TASK PROMPT ▸
The exercise asks you to copy every line below in which "address" appears.

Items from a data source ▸
▼
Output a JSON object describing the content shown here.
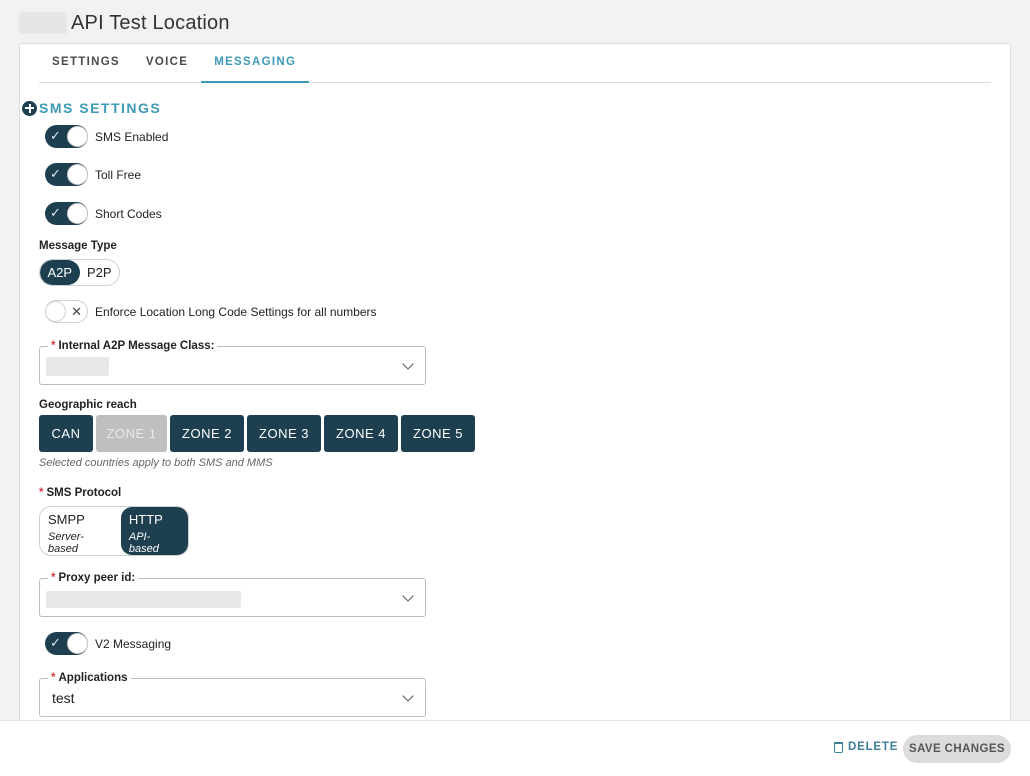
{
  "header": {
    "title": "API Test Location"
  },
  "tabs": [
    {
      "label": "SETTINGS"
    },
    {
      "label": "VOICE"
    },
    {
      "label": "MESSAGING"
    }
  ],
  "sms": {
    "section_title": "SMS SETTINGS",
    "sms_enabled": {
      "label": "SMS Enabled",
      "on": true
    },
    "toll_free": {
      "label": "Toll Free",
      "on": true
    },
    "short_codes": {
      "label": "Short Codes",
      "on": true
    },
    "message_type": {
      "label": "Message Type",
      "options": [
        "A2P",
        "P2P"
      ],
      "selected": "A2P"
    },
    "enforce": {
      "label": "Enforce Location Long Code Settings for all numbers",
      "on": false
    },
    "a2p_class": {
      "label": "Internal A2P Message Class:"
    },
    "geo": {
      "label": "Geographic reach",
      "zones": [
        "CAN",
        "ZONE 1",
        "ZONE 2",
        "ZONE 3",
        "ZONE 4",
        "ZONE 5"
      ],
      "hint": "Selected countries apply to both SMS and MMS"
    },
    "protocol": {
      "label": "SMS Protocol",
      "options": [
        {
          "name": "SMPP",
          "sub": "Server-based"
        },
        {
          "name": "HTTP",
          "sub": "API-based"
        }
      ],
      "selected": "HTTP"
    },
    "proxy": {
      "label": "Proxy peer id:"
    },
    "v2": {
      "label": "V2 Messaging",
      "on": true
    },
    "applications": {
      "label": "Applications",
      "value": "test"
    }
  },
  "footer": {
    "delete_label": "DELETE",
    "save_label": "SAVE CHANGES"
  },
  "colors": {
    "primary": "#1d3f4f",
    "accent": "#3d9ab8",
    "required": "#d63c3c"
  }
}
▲
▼
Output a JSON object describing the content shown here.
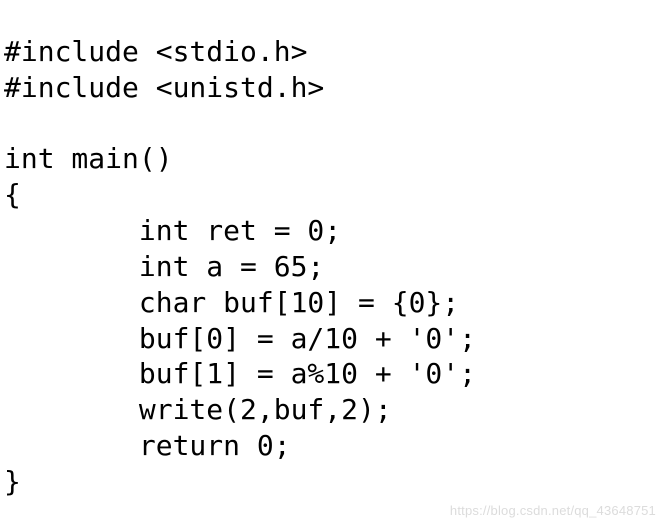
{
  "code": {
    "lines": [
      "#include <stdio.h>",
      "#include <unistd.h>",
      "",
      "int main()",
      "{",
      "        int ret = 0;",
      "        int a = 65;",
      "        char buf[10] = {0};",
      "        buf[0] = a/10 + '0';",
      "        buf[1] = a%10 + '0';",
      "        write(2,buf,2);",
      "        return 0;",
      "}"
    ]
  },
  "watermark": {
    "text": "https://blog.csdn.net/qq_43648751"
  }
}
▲
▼
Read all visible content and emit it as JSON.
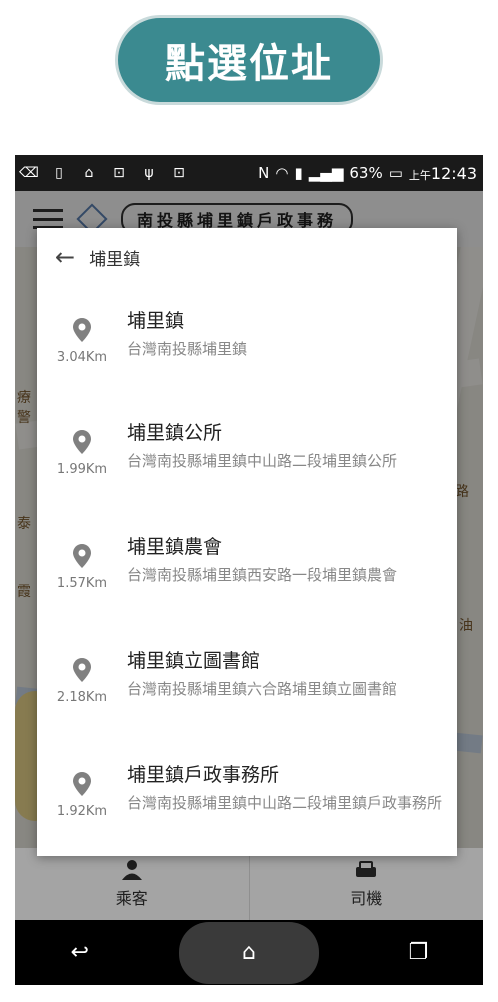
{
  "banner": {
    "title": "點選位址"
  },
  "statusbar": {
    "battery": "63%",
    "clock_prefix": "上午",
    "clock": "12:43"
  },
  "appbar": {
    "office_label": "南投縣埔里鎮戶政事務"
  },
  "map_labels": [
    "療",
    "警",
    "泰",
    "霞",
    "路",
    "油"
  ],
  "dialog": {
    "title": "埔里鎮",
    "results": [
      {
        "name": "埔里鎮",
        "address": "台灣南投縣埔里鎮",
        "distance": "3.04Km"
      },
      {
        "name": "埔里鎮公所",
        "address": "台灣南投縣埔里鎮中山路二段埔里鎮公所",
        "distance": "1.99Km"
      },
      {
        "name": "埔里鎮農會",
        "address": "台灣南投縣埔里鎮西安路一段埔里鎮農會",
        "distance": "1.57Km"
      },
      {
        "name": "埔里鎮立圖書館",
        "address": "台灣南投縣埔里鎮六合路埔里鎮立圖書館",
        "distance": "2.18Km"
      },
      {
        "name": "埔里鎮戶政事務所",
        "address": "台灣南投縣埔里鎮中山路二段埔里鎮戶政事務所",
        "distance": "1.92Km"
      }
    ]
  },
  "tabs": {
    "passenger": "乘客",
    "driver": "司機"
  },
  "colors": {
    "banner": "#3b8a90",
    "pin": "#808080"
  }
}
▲
RESULT OF THE TASK ▸
        "address": "台灣南投縣埔里鎮",
        "address": "台灣南投縣埔里鎮中山路二段埔里鎮公所",
        "address": "台灣南投縣埔里鎮西安路一段埔里鎮農會",
        "address": "台灣南投縣埔里鎮六合路埔里鎮立圖書館",
        "address": "台灣南投縣埔里鎮中山路二段埔里鎮戶政事務所",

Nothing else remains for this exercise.